→ **Work required**
Using the listing below, count every line that contains the word "ACCELERATION"; respond with the count alone.
*** Extracted data Section Begins ***
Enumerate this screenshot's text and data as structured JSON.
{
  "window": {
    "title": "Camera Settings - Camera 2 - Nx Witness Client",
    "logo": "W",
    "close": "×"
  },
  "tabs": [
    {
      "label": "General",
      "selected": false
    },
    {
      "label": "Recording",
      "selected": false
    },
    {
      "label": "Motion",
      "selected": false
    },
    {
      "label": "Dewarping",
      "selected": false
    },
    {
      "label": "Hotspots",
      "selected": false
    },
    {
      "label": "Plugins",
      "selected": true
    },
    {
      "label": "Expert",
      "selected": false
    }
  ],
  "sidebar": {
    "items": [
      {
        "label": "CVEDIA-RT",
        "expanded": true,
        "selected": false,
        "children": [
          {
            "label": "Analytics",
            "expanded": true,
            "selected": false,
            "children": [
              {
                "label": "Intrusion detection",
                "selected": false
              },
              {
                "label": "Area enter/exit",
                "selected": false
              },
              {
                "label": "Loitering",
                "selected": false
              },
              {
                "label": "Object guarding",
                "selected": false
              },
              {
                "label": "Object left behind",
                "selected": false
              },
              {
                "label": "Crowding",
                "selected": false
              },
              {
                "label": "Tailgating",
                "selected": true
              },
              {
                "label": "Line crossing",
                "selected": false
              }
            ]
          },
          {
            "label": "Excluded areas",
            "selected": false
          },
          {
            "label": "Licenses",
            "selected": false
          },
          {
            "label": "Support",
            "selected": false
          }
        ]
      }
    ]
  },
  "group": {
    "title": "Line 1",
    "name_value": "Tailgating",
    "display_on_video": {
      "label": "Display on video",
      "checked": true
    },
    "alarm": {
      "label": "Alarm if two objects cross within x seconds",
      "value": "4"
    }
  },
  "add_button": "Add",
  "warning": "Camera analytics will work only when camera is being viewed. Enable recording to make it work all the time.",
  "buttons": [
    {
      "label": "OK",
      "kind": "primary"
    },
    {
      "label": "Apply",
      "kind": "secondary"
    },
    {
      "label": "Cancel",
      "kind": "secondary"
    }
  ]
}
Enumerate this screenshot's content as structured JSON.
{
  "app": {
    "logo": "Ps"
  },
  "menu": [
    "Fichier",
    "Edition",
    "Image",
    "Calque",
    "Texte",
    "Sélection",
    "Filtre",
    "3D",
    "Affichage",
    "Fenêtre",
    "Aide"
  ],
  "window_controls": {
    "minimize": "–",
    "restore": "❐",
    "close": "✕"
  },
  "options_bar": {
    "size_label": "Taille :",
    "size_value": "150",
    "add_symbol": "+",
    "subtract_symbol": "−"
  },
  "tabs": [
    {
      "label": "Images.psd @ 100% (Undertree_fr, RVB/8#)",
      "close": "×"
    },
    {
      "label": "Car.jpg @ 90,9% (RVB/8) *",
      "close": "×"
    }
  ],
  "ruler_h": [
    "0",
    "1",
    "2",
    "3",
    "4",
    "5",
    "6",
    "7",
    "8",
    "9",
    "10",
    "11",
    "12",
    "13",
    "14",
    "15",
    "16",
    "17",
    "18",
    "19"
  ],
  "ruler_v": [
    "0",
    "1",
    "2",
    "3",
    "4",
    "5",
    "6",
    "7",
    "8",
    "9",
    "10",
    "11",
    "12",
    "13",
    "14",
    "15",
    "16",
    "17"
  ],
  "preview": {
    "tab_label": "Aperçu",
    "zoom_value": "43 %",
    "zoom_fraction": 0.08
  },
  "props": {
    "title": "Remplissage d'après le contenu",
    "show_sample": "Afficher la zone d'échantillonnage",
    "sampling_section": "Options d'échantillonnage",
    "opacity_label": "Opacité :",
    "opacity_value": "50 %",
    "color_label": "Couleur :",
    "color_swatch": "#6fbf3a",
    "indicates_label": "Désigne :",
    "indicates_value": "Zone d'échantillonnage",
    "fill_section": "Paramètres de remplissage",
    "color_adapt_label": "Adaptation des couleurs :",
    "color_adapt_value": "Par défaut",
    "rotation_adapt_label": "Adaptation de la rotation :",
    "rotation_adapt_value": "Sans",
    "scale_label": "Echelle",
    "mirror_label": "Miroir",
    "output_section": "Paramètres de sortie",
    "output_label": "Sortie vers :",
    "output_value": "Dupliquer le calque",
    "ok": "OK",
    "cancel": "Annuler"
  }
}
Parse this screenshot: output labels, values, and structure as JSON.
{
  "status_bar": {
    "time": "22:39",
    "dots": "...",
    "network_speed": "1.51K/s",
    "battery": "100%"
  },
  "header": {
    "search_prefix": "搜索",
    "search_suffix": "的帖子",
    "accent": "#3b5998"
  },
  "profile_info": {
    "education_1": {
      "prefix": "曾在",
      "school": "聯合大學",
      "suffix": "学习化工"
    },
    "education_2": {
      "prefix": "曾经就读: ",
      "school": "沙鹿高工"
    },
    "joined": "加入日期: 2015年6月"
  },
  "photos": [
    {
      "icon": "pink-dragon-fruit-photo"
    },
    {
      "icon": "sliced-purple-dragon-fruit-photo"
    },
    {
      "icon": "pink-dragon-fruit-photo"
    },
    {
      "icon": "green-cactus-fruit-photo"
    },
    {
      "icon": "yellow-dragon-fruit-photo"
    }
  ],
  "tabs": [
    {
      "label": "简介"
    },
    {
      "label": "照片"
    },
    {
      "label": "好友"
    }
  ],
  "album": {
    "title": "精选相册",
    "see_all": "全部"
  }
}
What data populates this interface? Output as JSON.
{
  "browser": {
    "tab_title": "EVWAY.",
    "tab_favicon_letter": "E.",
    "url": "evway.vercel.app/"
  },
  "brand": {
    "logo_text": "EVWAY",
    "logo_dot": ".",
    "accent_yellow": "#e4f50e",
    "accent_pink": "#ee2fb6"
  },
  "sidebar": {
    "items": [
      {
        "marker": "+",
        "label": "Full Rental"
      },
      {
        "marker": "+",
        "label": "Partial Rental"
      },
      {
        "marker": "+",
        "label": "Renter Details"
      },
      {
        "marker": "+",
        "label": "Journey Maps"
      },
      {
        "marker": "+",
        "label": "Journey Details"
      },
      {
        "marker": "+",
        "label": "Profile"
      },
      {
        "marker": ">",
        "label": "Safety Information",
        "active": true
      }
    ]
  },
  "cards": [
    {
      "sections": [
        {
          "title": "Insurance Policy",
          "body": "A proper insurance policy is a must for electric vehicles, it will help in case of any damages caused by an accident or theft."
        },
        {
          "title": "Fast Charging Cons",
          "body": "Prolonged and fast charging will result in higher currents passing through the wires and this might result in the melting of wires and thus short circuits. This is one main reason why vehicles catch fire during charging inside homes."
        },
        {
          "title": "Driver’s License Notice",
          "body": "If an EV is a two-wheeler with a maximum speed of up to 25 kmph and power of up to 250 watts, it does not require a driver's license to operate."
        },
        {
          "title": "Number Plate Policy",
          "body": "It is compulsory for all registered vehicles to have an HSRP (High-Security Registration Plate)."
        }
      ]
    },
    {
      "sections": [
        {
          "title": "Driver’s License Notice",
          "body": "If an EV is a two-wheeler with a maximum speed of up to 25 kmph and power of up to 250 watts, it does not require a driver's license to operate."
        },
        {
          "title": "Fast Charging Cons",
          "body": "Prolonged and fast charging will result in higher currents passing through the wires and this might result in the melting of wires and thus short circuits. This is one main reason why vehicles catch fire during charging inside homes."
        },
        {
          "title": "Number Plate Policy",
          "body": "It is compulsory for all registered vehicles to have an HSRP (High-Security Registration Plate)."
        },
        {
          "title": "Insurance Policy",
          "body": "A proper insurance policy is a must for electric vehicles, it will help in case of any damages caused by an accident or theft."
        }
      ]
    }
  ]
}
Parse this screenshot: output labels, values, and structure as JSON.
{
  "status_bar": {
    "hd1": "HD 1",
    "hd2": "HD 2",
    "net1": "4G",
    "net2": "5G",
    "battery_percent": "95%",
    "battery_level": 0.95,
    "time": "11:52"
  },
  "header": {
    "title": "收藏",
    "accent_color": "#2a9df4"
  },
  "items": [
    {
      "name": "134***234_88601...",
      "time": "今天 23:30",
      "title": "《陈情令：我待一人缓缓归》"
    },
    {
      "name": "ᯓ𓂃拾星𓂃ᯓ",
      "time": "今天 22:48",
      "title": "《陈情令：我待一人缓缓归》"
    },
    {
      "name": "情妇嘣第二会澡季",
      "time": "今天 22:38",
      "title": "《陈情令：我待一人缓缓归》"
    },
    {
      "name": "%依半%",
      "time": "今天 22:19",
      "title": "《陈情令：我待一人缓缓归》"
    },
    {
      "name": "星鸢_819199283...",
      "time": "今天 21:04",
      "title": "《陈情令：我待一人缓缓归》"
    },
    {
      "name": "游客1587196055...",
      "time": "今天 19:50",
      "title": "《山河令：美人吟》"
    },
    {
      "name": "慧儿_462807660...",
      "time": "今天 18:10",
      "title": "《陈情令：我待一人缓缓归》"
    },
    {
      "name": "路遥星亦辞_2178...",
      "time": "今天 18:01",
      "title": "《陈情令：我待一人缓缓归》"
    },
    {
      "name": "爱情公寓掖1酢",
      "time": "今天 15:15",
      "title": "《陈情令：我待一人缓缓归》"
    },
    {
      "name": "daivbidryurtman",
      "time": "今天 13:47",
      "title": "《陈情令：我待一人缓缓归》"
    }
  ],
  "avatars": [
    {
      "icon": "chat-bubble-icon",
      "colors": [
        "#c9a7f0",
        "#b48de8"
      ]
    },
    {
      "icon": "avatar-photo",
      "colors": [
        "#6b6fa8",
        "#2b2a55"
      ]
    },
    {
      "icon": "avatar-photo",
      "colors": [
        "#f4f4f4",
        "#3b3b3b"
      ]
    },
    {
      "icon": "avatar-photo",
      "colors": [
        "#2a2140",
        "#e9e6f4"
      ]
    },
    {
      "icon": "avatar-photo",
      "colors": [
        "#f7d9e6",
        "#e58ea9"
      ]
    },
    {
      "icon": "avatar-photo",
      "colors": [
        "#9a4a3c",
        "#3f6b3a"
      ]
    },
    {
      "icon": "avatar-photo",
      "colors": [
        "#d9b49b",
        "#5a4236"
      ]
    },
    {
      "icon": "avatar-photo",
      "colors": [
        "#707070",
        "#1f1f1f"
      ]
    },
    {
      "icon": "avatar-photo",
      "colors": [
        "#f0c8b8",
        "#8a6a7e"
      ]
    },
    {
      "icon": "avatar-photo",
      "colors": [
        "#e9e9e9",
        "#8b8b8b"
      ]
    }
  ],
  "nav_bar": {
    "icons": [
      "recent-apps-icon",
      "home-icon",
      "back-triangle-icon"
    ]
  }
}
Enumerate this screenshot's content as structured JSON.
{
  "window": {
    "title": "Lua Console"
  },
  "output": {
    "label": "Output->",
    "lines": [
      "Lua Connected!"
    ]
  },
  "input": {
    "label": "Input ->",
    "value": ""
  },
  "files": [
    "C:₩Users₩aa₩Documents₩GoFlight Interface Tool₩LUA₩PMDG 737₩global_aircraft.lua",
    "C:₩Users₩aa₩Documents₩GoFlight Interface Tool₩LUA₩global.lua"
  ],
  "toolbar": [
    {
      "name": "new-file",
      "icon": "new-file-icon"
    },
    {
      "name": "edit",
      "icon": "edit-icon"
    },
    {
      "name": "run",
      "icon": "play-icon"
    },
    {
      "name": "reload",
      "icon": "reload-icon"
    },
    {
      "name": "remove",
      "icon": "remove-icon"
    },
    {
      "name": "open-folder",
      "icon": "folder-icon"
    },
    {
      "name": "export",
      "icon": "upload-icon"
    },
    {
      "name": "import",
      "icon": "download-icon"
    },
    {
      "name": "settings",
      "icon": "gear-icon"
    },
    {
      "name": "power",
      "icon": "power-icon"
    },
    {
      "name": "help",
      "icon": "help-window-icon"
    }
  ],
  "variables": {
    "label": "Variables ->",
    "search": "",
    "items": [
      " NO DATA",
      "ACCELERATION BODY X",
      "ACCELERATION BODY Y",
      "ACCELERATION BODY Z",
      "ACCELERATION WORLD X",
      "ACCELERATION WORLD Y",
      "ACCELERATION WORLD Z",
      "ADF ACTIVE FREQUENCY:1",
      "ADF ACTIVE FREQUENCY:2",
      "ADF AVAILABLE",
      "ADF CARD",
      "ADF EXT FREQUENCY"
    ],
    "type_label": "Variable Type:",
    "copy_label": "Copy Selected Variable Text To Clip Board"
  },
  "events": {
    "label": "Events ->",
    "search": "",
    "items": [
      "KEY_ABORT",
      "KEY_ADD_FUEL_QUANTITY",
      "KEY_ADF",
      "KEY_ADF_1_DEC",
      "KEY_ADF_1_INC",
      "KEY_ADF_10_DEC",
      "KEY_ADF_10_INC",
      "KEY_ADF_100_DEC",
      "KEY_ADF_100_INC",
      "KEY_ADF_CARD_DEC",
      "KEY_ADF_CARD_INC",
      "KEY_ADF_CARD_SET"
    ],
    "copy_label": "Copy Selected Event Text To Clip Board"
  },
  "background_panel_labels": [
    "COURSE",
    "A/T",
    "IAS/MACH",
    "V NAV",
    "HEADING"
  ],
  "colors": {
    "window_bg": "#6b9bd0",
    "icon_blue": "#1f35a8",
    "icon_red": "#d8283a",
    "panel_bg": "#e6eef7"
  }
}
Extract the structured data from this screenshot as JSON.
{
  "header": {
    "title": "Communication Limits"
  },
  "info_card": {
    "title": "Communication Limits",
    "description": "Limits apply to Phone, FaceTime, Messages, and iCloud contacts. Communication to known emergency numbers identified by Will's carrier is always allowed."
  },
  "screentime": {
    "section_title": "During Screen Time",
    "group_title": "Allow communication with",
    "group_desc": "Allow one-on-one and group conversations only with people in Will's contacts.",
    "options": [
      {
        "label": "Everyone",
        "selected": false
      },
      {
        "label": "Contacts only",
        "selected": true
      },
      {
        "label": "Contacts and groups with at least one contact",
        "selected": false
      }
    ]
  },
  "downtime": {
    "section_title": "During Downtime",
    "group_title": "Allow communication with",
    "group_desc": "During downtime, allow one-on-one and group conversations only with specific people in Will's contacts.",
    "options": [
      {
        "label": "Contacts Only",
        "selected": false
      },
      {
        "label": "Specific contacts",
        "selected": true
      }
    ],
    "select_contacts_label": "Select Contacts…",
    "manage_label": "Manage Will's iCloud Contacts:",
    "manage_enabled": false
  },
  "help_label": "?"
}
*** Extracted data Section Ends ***
→ **Task solution**
6